| WHAT YOU WILL DO |
Write the full listing out again, word for word, but omit the pictures.
+===+
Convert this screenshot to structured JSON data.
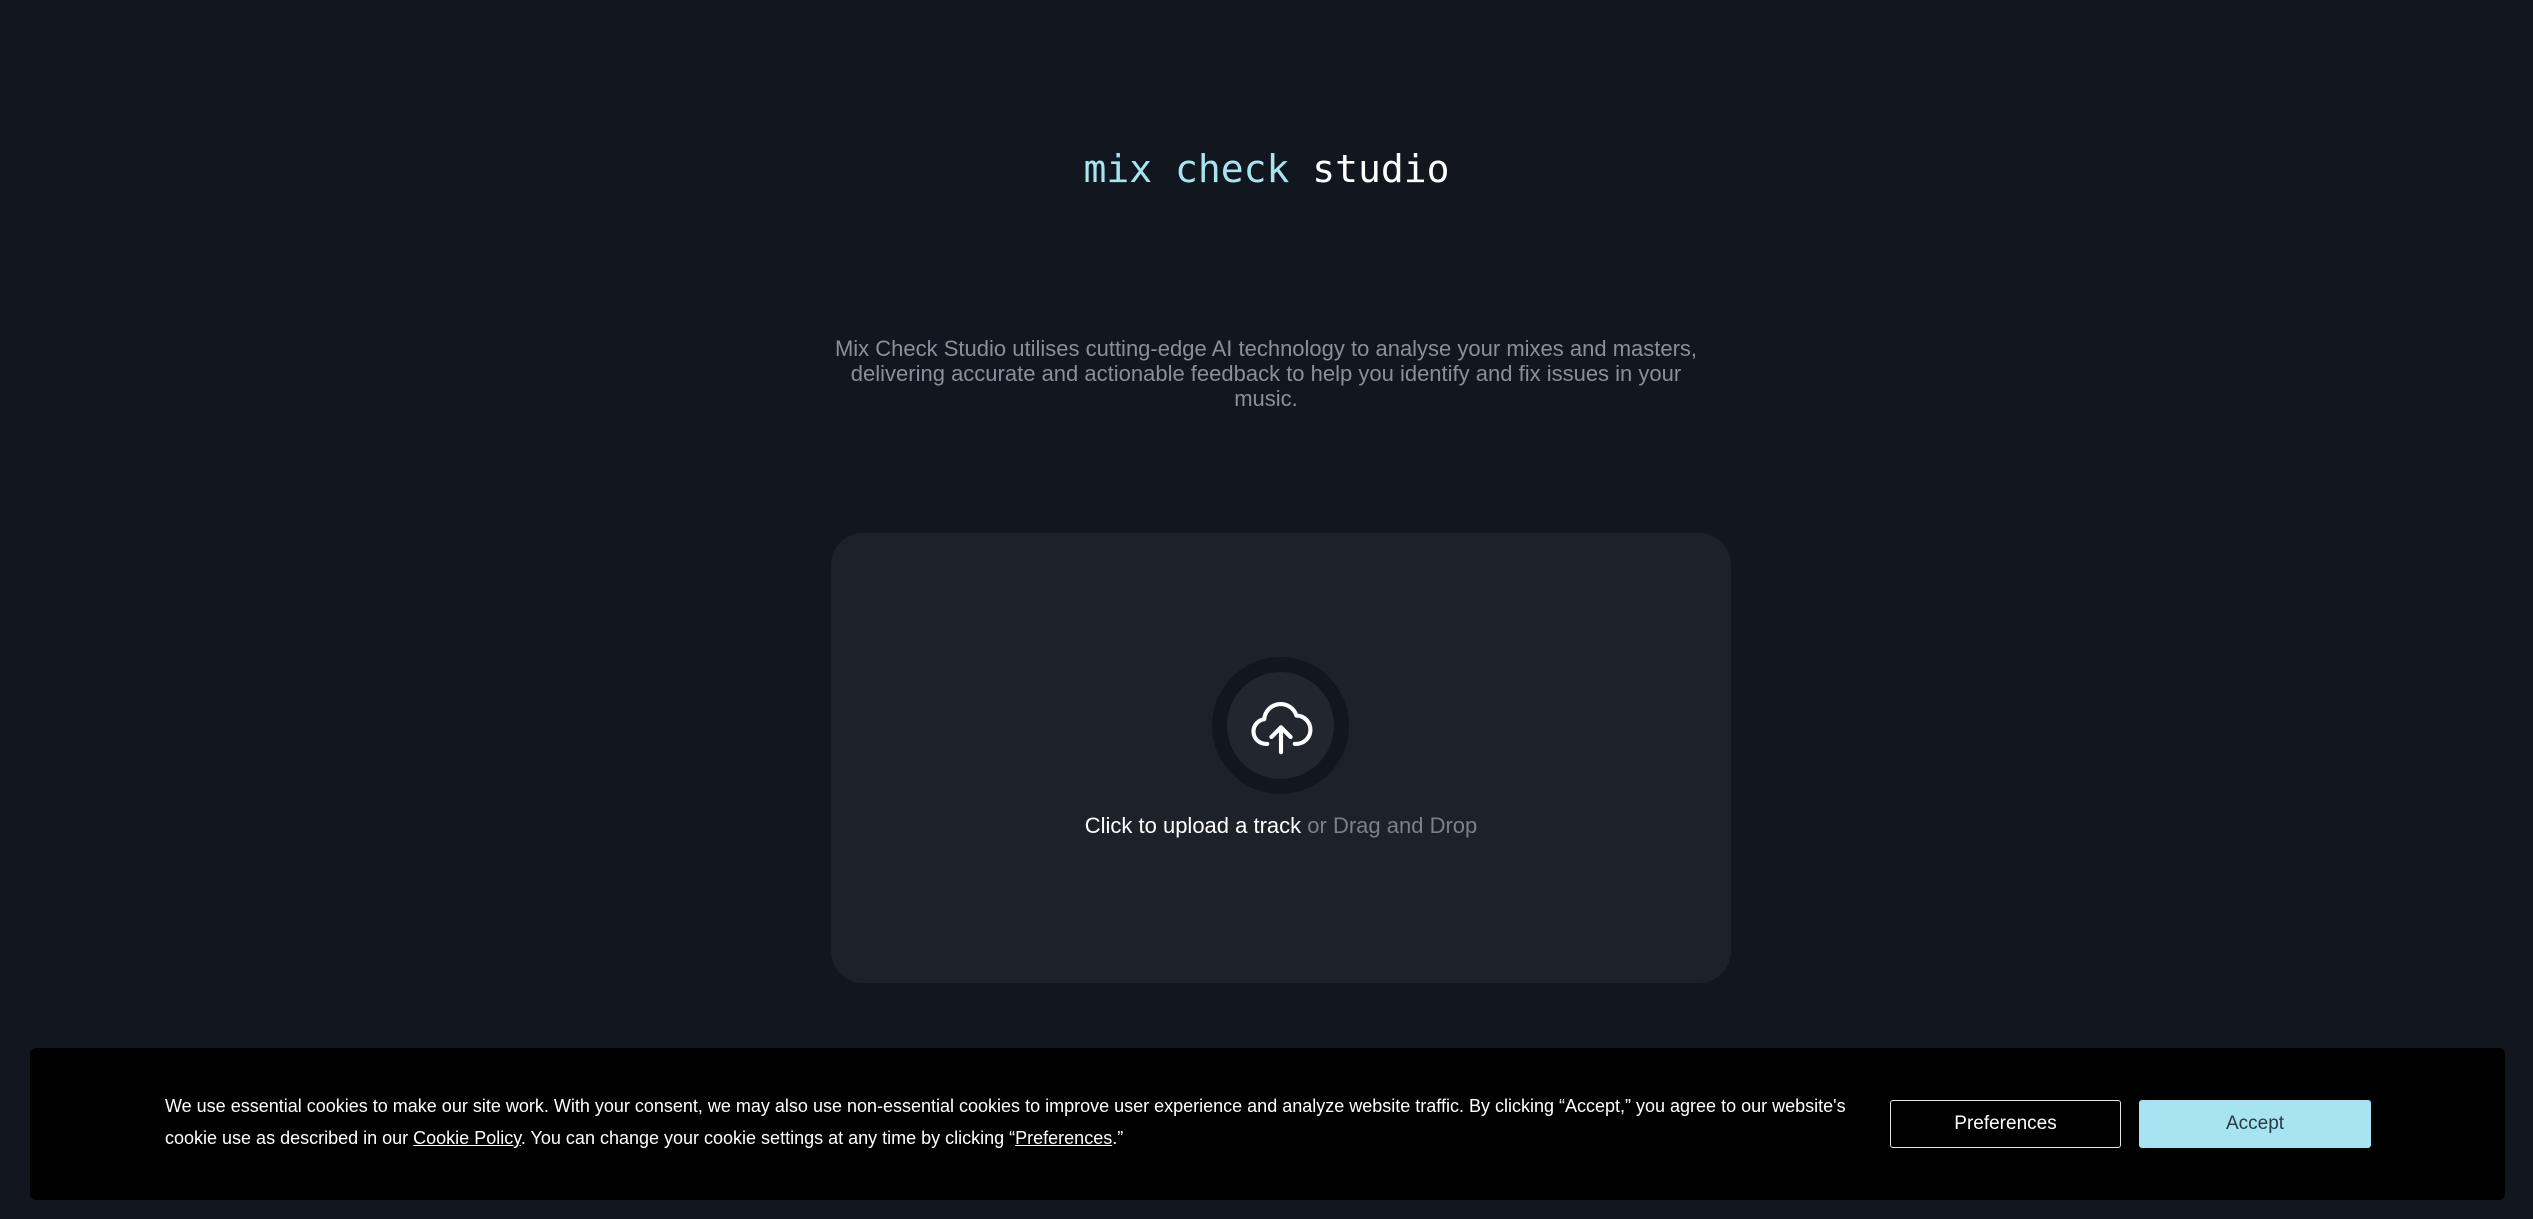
{
  "logo": {
    "accent_text": "mix check",
    "plain_text": "studio"
  },
  "tagline": "Mix Check Studio utilises cutting-edge AI technology to analyse your mixes and masters, delivering accurate and actionable feedback to help you identify and fix issues in your music.",
  "upload": {
    "icon": "cloud-upload-icon",
    "primary_text": "Click to upload a track",
    "secondary_text": "or Drag and Drop"
  },
  "cookie_banner": {
    "text_part1": "We use essential cookies to make our site work. With your consent, we may also use non-essential cookies to improve user experience and analyze website traffic. By clicking “Accept,” you agree to our website's cookie use as described in our ",
    "cookie_policy_link": "Cookie Policy",
    "text_part2": ". You can change your cookie settings at any time by clicking “",
    "preferences_link": "Preferences",
    "text_part3": ".”",
    "preferences_button": "Preferences",
    "accept_button": "Accept"
  },
  "colors": {
    "background": "#12161e",
    "accent": "#a7e3f0",
    "card": "#1d2129",
    "banner": "#000000"
  }
}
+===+
| ANSWER BOX |
Convert this screenshot to structured JSON data.
{
  "logo": {
    "accent_text": "mix check",
    "plain_text": "studio"
  },
  "tagline": "Mix Check Studio utilises cutting-edge AI technology to analyse your mixes and masters, delivering accurate and actionable feedback to help you identify and fix issues in your music.",
  "upload": {
    "icon": "cloud-upload-icon",
    "primary_text": "Click to upload a track",
    "secondary_text": "or Drag and Drop"
  },
  "cookie_banner": {
    "text_part1": "We use essential cookies to make our site work. With your consent, we may also use non-essential cookies to improve user experience and analyze website traffic. By clicking “Accept,” you agree to our website's cookie use as described in our ",
    "cookie_policy_link": "Cookie Policy",
    "text_part2": ". You can change your cookie settings at any time by clicking “",
    "preferences_link": "Preferences",
    "text_part3": ".”",
    "preferences_button": "Preferences",
    "accept_button": "Accept"
  },
  "colors": {
    "background": "#12161e",
    "accent": "#a7e3f0",
    "card": "#1d2129",
    "banner": "#000000"
  }
}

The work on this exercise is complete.